▶ Record set:
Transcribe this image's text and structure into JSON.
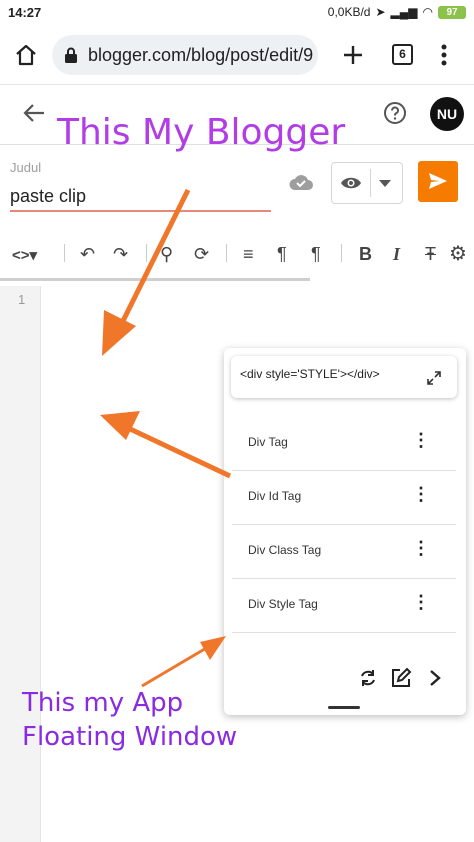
{
  "status_bar": {
    "time": "14:27",
    "network_speed": "0,0KB/d",
    "battery": "97"
  },
  "browser": {
    "url": "blogger.com/blog/post/edit/9",
    "tab_count": "6"
  },
  "editor": {
    "avatar_initials": "NU",
    "title_label": "Judul",
    "title_value": "paste clip",
    "line_number": "1",
    "send_color": "#f57c00"
  },
  "overlay": {
    "blogger_caption": "This My Blogger",
    "app_caption_line1": "This my App",
    "app_caption_line2": "Floating Window",
    "arrow_color": "#f0762a"
  },
  "floating_window": {
    "preview_text": "<div style='STYLE'></div>",
    "items": [
      {
        "label": "Div Tag"
      },
      {
        "label": "Div Id Tag"
      },
      {
        "label": "Div Class Tag"
      },
      {
        "label": "Div Style Tag"
      }
    ]
  }
}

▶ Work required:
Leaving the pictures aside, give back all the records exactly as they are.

▶ Solution below:
Transcribe this image's text and structure into JSON.
{
  "status_bar": {
    "time": "14:27",
    "network_speed": "0,0KB/d",
    "battery": "97"
  },
  "browser": {
    "url": "blogger.com/blog/post/edit/9",
    "tab_count": "6"
  },
  "editor": {
    "avatar_initials": "NU",
    "title_label": "Judul",
    "title_value": "paste clip",
    "line_number": "1",
    "send_color": "#f57c00"
  },
  "overlay": {
    "blogger_caption": "This My Blogger",
    "app_caption_line1": "This my App",
    "app_caption_line2": "Floating Window",
    "arrow_color": "#f0762a"
  },
  "floating_window": {
    "preview_text": "<div style='STYLE'></div>",
    "items": [
      {
        "label": "Div Tag"
      },
      {
        "label": "Div Id Tag"
      },
      {
        "label": "Div Class Tag"
      },
      {
        "label": "Div Style Tag"
      }
    ]
  }
}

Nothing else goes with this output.